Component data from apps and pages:
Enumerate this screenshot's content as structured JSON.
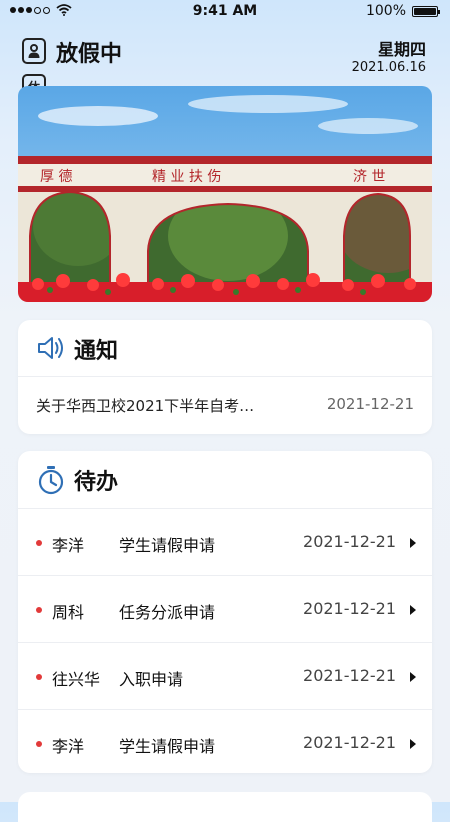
{
  "status_bar": {
    "time": "9:41 AM",
    "battery": "100%",
    "battery_level": 1.0,
    "signal_icon": "signal-dots-icon",
    "wifi_icon": "wifi-icon"
  },
  "header": {
    "title": "放假中",
    "badge": "休",
    "weekday": "星期四",
    "date": "2021.06.16"
  },
  "banner": {
    "gate_text_left": "厚 德",
    "gate_text_middle": "精 业 扶 伤",
    "gate_text_right": "济 世"
  },
  "notice": {
    "title": "通知",
    "icon": "speaker-icon",
    "item": {
      "text": "关于华西卫校2021下半年自考…",
      "date": "2021-12-21"
    }
  },
  "todo": {
    "title": "待办",
    "icon": "stopwatch-icon",
    "items": [
      {
        "name": "李洋",
        "type": "学生请假申请",
        "date": "2021-12-21"
      },
      {
        "name": "周科",
        "type": "任务分派申请",
        "date": "2021-12-21"
      },
      {
        "name": "往兴华",
        "type": "入职申请",
        "date": "2021-12-21"
      },
      {
        "name": "李洋",
        "type": "学生请假申请",
        "date": "2021-12-21"
      }
    ]
  },
  "colors": {
    "accent": "#2f6fb5",
    "dot": "#e23a3a",
    "gate_red": "#b3262b"
  }
}
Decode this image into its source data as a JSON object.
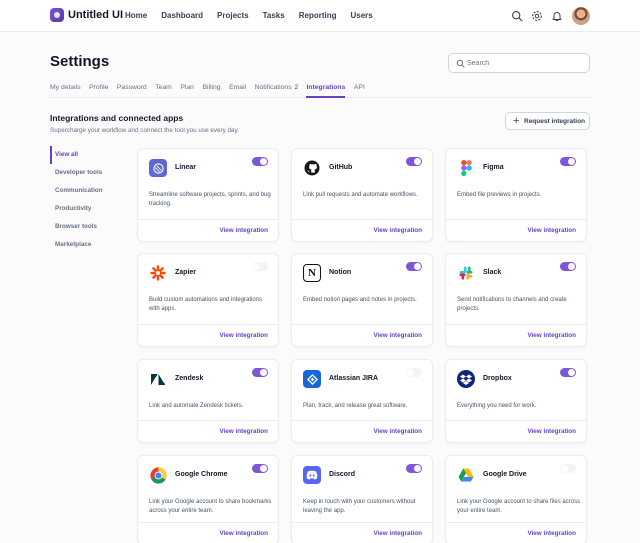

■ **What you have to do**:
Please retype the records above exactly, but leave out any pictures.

■ **Response to the exercise**:
Enumerate this screenshot's content as structured JSON.
{
  "status_bar": {
    "time": "9:41 AM",
    "battery": "100%",
    "battery_level": 1.0,
    "signal_icon": "signal-dots-icon",
    "wifi_icon": "wifi-icon"
  },
  "header": {
    "title": "放假中",
    "badge": "休",
    "weekday": "星期四",
    "date": "2021.06.16"
  },
  "banner": {
    "gate_text_left": "厚 德",
    "gate_text_middle": "精 业 扶 伤",
    "gate_text_right": "济 世"
  },
  "notice": {
    "title": "通知",
    "icon": "speaker-icon",
    "item": {
      "text": "关于华西卫校2021下半年自考…",
      "date": "2021-12-21"
    }
  },
  "todo": {
    "title": "待办",
    "icon": "stopwatch-icon",
    "items": [
      {
        "name": "李洋",
        "type": "学生请假申请",
        "date": "2021-12-21"
      },
      {
        "name": "周科",
        "type": "任务分派申请",
        "date": "2021-12-21"
      },
      {
        "name": "往兴华",
        "type": "入职申请",
        "date": "2021-12-21"
      },
      {
        "name": "李洋",
        "type": "学生请假申请",
        "date": "2021-12-21"
      }
    ]
  },
  "colors": {
    "accent": "#2f6fb5",
    "dot": "#e23a3a",
    "gate_red": "#b3262b"
  }
}
Decode this image into its source data as a JSON object.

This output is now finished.